During the Norse occupation of Dublin, those who became bishops there looked more to Canterbury for their jurisdiction and their ordination than to Ireland, as until the Synod of Rath Breasail (1111) there was no real diocesan structure in Ireland and Dublin did not join that until the Synod of Kells (1152). Lanfranc ordained Giolla Patrick (1074-1084) and Donngus (1084-95), both Benedictines as bishops for Dublin. Anselm ordained Bishop Samuel Ua hAingli (1096-1121), who may also have become a Benedictine. His tomb is still to be seen in the Church of St Michan’s (Church of Ireland Anglican Communion) Church today. In a charter of 1101, Anselm refers to himself as “Archbishop of Canterbury and primate of Great Britain and Ireland and vicar of the High Pontiff Paschal”.
His theological writings
While archbishop in exile, Anselm wrote a number of theological works including his famous treatise on the Incarnation entitled Cur Deus Homo? His other theological works written during these difficult times include: De conceptu virginali et de originali peccato (“On the Virgin Conception and on Original Sin” 1099), De processione Spiritus Sancti (“On the Proceeding of the Holy Spirit” 1102), the Epistola de sacrificio azymi et fermentati (1106-7), De sacramentis ecclesiae (1106-7), and De concordia praescientiae et praedestinationis et gratiae Dei cum libero arbitrio (“On the Harmony of the Foreknowledge, the Predestination, and the Grace of God with Free Choice” 1107-8).
Cur Deus homo?
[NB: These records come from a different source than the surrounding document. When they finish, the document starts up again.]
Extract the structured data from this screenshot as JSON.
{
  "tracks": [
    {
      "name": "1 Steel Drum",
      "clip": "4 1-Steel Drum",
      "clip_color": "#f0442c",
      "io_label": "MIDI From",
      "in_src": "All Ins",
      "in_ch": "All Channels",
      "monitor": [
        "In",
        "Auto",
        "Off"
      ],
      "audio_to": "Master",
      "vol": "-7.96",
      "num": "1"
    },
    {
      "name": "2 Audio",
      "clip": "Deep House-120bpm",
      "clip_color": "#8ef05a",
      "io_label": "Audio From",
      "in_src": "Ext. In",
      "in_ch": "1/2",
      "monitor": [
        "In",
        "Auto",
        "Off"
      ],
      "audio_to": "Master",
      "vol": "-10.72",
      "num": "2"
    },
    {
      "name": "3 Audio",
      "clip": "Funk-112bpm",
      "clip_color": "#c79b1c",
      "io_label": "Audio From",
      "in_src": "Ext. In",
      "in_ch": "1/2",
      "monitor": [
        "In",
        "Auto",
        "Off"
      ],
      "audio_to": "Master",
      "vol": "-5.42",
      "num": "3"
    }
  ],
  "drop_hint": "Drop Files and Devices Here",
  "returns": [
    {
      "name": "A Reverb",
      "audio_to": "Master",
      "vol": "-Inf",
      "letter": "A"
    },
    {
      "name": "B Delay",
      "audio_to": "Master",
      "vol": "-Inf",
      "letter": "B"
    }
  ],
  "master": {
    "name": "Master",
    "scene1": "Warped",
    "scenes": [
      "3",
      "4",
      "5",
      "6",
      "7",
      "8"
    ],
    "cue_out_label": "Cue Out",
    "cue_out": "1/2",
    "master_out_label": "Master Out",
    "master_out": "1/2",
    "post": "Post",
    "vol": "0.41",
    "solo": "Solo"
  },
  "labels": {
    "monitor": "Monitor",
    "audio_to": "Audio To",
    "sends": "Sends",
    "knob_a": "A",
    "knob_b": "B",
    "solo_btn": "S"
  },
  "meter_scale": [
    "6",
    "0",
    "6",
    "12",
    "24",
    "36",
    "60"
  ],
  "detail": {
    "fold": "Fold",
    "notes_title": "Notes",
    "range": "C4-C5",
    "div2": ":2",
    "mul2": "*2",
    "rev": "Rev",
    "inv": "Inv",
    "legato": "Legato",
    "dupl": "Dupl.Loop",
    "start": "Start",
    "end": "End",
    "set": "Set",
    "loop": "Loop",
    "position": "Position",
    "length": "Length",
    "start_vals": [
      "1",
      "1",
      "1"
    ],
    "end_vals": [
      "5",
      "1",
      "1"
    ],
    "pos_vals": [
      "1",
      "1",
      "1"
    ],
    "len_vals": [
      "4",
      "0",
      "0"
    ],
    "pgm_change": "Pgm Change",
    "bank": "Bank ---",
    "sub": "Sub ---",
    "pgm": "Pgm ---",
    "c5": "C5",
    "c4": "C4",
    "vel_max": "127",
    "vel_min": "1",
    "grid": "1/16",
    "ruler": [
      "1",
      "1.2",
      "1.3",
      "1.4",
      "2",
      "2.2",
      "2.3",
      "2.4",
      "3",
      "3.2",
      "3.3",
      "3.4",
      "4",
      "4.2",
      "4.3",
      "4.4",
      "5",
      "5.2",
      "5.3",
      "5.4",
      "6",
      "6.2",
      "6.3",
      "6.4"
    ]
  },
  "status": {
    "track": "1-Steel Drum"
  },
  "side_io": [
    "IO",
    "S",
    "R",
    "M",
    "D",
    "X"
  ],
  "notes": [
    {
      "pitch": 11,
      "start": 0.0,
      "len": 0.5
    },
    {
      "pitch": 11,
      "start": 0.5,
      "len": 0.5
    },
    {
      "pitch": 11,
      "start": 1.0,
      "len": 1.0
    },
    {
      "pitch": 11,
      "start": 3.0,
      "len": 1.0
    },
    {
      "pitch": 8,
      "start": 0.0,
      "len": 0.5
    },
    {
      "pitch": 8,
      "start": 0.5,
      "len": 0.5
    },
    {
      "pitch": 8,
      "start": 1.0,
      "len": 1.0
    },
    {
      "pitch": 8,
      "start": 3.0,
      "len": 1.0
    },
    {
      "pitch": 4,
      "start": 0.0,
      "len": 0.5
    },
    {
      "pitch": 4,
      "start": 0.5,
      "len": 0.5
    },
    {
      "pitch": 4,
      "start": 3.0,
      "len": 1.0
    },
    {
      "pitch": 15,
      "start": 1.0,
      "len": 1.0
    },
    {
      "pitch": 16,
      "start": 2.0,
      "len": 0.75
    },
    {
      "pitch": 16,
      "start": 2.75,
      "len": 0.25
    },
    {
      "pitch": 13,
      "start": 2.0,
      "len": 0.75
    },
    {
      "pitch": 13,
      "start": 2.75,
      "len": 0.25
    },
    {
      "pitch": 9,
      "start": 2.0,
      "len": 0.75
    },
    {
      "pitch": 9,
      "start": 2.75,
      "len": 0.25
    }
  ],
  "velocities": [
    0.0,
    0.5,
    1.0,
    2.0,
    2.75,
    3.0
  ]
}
Anslem’s best known work Cur Deus homo? (“Why did God become man?”) puts forward what is called the satisfaction theory of redemption. Since the satisfaction due to God as a result of original sin was greater than what all created beings were capable of doing, God had to make satisfaction for himself. Yet if this satisfaction was going to avail for humans, it had to be made by a human. Therefore only a being that was both God and man could satisfy God and give him the honour that is due him.
Anselm’s biography was written by the Anglo-Saxon monk Eadmer, who had been his friend and disciple. Though Becket tried to have him canonised, Anselm was never officially made a saint, but Pope Clement XI declared him a doctor of the Roman Catholic Church in 1720, and is he considered a saint by the Roman Catholic Church and the churches in the Anglican Communion.
Fides quaerens intellectum
Anselm’s theological motto, fides quaerens intellectum (“faith seeking understanding”), has become the basis and indeed a definition for all theological enquiry: it is inspired by the text of 1 Peter 3:15: “Always be prepared to give an answer to everyone who asks you to give the reason for the hope that you have”. He died on Palm Sunday 1109 wile one of the monks read the Gospel to him.